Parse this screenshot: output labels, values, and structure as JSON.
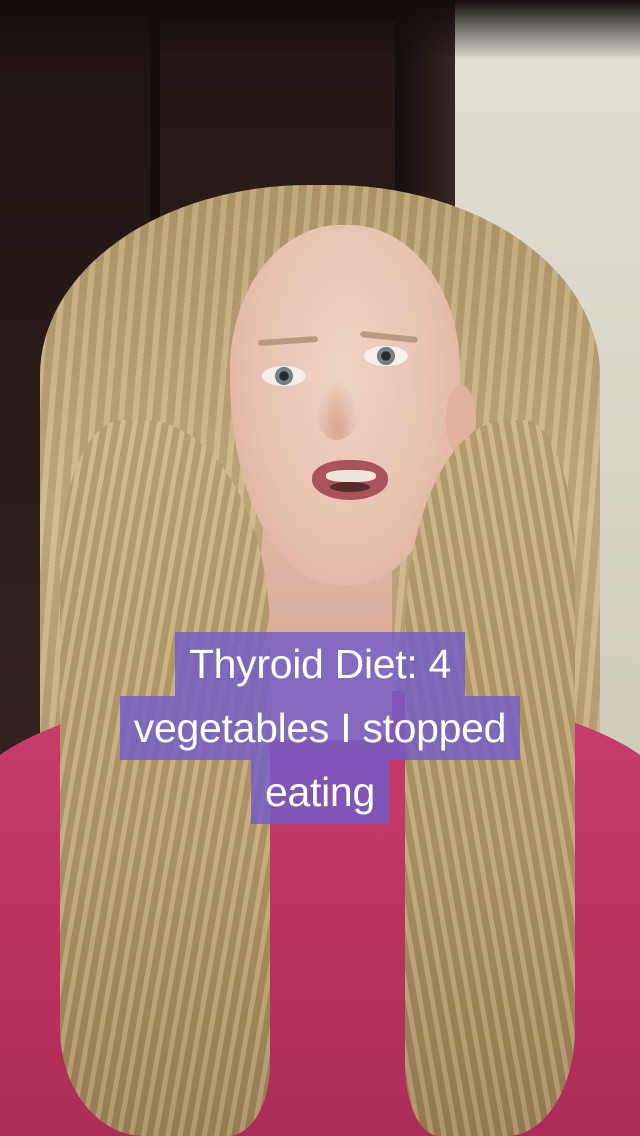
{
  "caption": {
    "lines": [
      "Thyroid Diet: 4",
      "vegetables I stopped",
      "eating"
    ]
  },
  "colors": {
    "caption_background": "#705CC8",
    "caption_text": "#FFFFFF",
    "shirt": "#B9325F",
    "wall": "#D8D4C6",
    "door": "#2A1D19"
  }
}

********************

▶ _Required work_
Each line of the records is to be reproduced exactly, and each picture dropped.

▶ _Answer to the exercise_
Parse this screenshot: output labels, values, and structure as JSON.
{
  "caption": {
    "lines": [
      "Thyroid Diet: 4",
      "vegetables I stopped",
      "eating"
    ]
  },
  "colors": {
    "caption_background": "#705CC8",
    "caption_text": "#FFFFFF",
    "shirt": "#B9325F",
    "wall": "#D8D4C6",
    "door": "#2A1D19"
  }
}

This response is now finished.